The City of Philadelphia will join the Children’s Hospital of Philadelphia to start a vaccination program for teachers and school staff in late February.
The details of the joint effort were still being worked out. However, Mayor Jim Kenney said the city planned to hold pop-up vaccination sites at district, charter, parochial and independent schools.
“As we near the one-year anniversary of the pandemic, getting children back into classrooms throughout the city is vitally important to their future,” Kenney said. “This vaccination program will go a long way to easing the concerns that teachers have expressed.”
According to a 6abc.com report, the program was announced as teachers and staff protested outside their buildings on Monday, claiming they feared the ventilation systems in the city’s aging schools were not enough to address the potential spread of the coronavirus.
The school district had ordered lower-grade teachers to attend to their schools Monday, but then backed off the mandate while a mediator reviewed issues raised by the teachers union. The district has over 120,000 students in 215 district-operated schools, and another 80,000 students in charter, cyber and alternative schools.
Superintendent William Hite wants to offer students who have been learning remotely for nearly a year because of the pandemic a chance to return to school Feb. 22 under an optional hybrid instruction model.
He said the district has enhanced its cleaning operations and identified ventilation problems, and will not open classrooms until needed improvements are made. In a statement released Monday, Hite defended his decision for teachers to return and addressed ventilation concerns.

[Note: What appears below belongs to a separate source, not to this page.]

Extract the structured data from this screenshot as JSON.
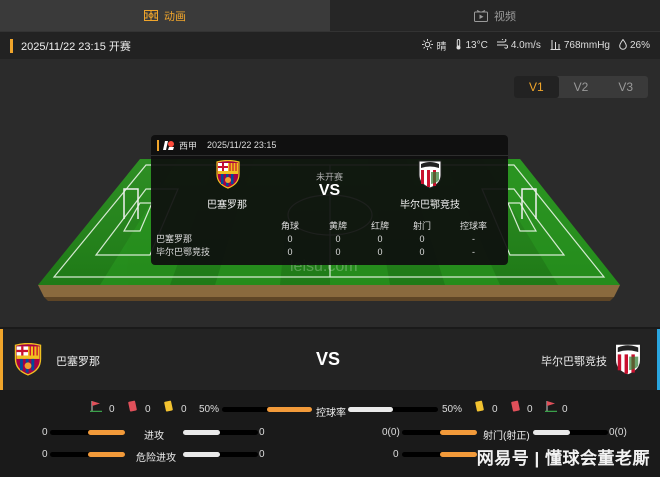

“The return of staff to buildings reflects 11 months of careful and science-based preparation by thousands of district staff,” he said. “To date, the district has spent about $65 million due to COVID-19. That includes nearly $4 million in ventilation assessments, repairs and enhancements to ensure healthy airflow.”